Carolyn Weiner on 07/11/13 on 10:56 AM (Pacific Time)
Fred Gordon on 07/11/13 on 11:42 AM (Pacific Time)
The huge drop in sales may say more about the existing equipment stock as well as the Federal standards.  To buy a T-12 bulb you need a fixture to put it in.  The ongonig commercial building stock assessment should tell us a lot about where the residual pockets of T12 fixtures are, and how much they amount to. 

I'm very interested in whether the study could tell us anything about the sales of high-CRI T-12's- which can slip through a loophole in the new Federal standard.  Carrie, any clue from the study about whether these are becoming a higher portion of T-12 sales?  This may tell us whether there's much point in chasing after the residual T-12 stock- or whether customers are just converting to T-8 ballasts as their T-12 bulbs fail of their own volution.  The latter seems to stretch the imagination, but the alternative once existing store stocks of old T-12s are depleted is a bulb that doesn't match all the customer's other bulbs in terms of light appearance- so it's difficult to know what people will do. 
Jim Bellamy on 07/11/13 on 01:18 PM (Pacific Time)
Did you collect data about the corresponding sale of ballasts? Should we assume their has been an equivalent surge in sales of compatible ballasts during the same reporting period?
Carrie Cobb on 07/11/13 on 09:13 PM (Pacific Time)
Jim, we did collect ballast data, and see the same drop in T-12 ballasts which is pretty consistent with the drop-off we see. Fred, I think the program push to get the T-12s out of the stock could definitely be contributing to this drop-off since 2010. From the qualitative interviews distributors indicated they thought that agriculture, industrial and rural areas with large end-users could be hold-outs for T-12s, market segments which unfortunately the CBSA wouldn't tell us much about. Also, on your question about the compliant T-12s, if I understand your question correctly, what distributors told us was that when a 40w T12 burns out, only about 25% will replace it with a compliant or stockpiled T-12. This is qualitative, of course. I'll add that this is not the answer we expected: we went into this research expecting a really nuanced answer and for the research to continue into the fall. But, when we got this data back we realized that the T-12 market was miniscule and in complete collapse. We will continue to research the maintenance market to understand it better for program opportunities and implications, and we are going to quantify non-programmatic savings, but we got our T12 answer much, much sooner than we had anticipated.

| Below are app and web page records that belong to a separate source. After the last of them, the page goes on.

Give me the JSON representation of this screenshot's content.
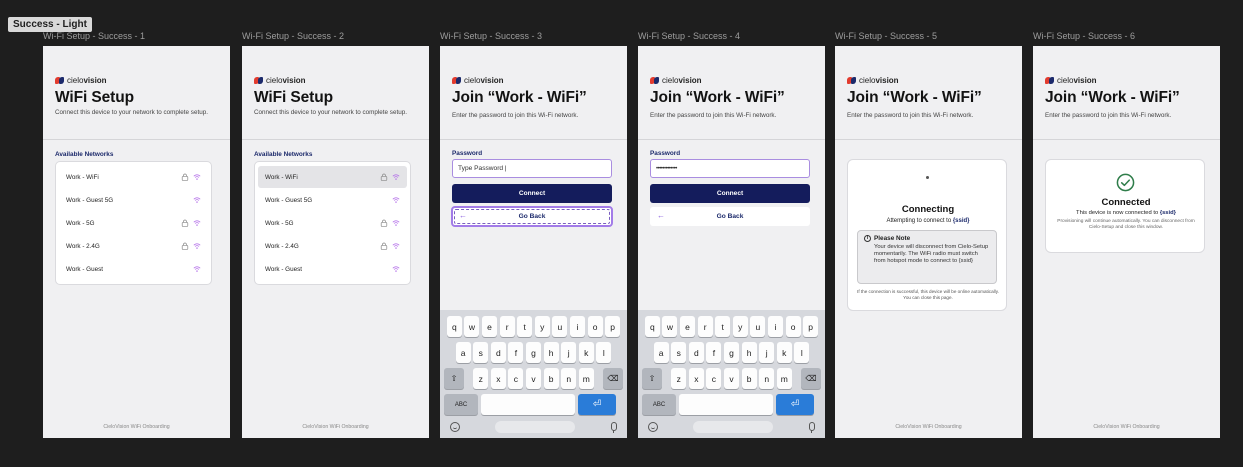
{
  "canvas": {
    "section_label": "Success - Light"
  },
  "brand": {
    "logo_prefix": "cielo",
    "logo_suffix": "vision"
  },
  "colors": {
    "accent": "#1c2a6b",
    "button": "#141c5c",
    "focus": "#a27be8",
    "success": "#2f7d4a"
  },
  "footer_text": "CieloVision WiFi Onboarding",
  "artboards": [
    {
      "title": "Wi-Fi Setup - Success - 1",
      "heading": "WiFi Setup",
      "subtitle": "Connect this device to your network to complete setup.",
      "networks_heading": "Available Networks",
      "networks": [
        {
          "name": "Work - WiFi",
          "locked": true
        },
        {
          "name": "Work - Guest 5G",
          "locked": false
        },
        {
          "name": "Work - 5G",
          "locked": true
        },
        {
          "name": "Work - 2.4G",
          "locked": true
        },
        {
          "name": "Work - Guest",
          "locked": false
        }
      ]
    },
    {
      "title": "Wi-Fi Setup - Success - 2",
      "heading": "WiFi Setup",
      "subtitle": "Connect this device to your network to complete setup.",
      "networks_heading": "Available Networks",
      "selected": "Work - WiFi",
      "networks": [
        {
          "name": "Work - WiFi",
          "locked": true
        },
        {
          "name": "Work - Guest 5G",
          "locked": false
        },
        {
          "name": "Work - 5G",
          "locked": true
        },
        {
          "name": "Work - 2.4G",
          "locked": true
        },
        {
          "name": "Work - Guest",
          "locked": false
        }
      ]
    },
    {
      "title": "Wi-Fi Setup - Success - 3",
      "heading": "Join “Work - WiFi”",
      "subtitle": "Enter the password to join this Wi-Fi network.",
      "password_label": "Password",
      "password_value": "Type Password |",
      "connect_label": "Connect",
      "back_label": "Go Back"
    },
    {
      "title": "Wi-Fi Setup - Success - 4",
      "heading": "Join “Work - WiFi”",
      "subtitle": "Enter the password to join this Wi-Fi network.",
      "password_label": "Password",
      "password_value": "•••••••••••••",
      "connect_label": "Connect",
      "back_label": "Go Back"
    },
    {
      "title": "Wi-Fi Setup - Success - 5",
      "heading": "Join “Work - WiFi”",
      "subtitle": "Enter the password to join this Wi-Fi network.",
      "status_title": "Connecting",
      "status_sub_prefix": "Attempting to connect to",
      "ssid": "{ssid}",
      "note_title": "Please Note",
      "note_body": "Your device will disconnect from Cielo-Setup momentarily. The WiFi radio must switch from hotspot mode to connect to {ssid}",
      "card_footer": "If the connection is successful, this device will be online automatically. You can close this page."
    },
    {
      "title": "Wi-Fi Setup - Success - 6",
      "heading": "Join “Work - WiFi”",
      "subtitle": "Enter the password to join this Wi-Fi network.",
      "status_title": "Connected",
      "status_sub_prefix": "This device is now connected to",
      "ssid": "{ssid}",
      "status_sub2": "Provisioning will continue automatically. You can disconnect from Cielo-Setup and close this window."
    }
  ],
  "keyboard": {
    "row1": [
      "q",
      "w",
      "e",
      "r",
      "t",
      "y",
      "u",
      "i",
      "o",
      "p"
    ],
    "row2": [
      "a",
      "s",
      "d",
      "f",
      "g",
      "h",
      "j",
      "k",
      "l"
    ],
    "row3": [
      "z",
      "x",
      "c",
      "v",
      "b",
      "n",
      "m"
    ],
    "shift": "⇧",
    "delete": "⌫",
    "abc": "ABC",
    "return": "⏎"
  }
}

Eric Brateng on 09/12/13 on 12:20 PM (Pacific Time)
While sales of T-12s have delined our staff are still finding them in place in customer facilities.
Fred Gordon on 09/12/13 on 01:09 PM (Pacific Time)
Like PSE, we're still seeing some out there, and will continue to retrofit them.   However, a pilot of anecdotal sightings don't tell us how far we are from the bottom of the barrel.  We're focusing on building the volume of other lighitng measures so when we hit bottom it won't hurt so much. 
Carrie Cobb on 09/12/13 on 02:29 PM (Pacific Time)
you are correct Eric and Fred that there are still T-12s out there (and likely will be for years). However, this research isn't looking at what is in the population: when the current Commercial Building Assessment is completed early next year, we will surely see remaining T-12s in existing buildings. In 2009 it was about 25% of floor space; since then we have seen a huge program push so the saturation should be significantly smaller.
For existing T-12s, what these data do show is that the T-12 lamp sales are collapsing making these systems  challenging and very expensive to maintain.  The federal standard is moving T-12 lamps out of the market and there are very few ballast sales (and will be no ballast sales next year I believe from another federal standard). Therefore, there are strong market forces outside of our programs to upgrade these systems, which is why we are moving to a current-practice baseline, so that we do not pay for those savings happening due to the federal standard and market forces.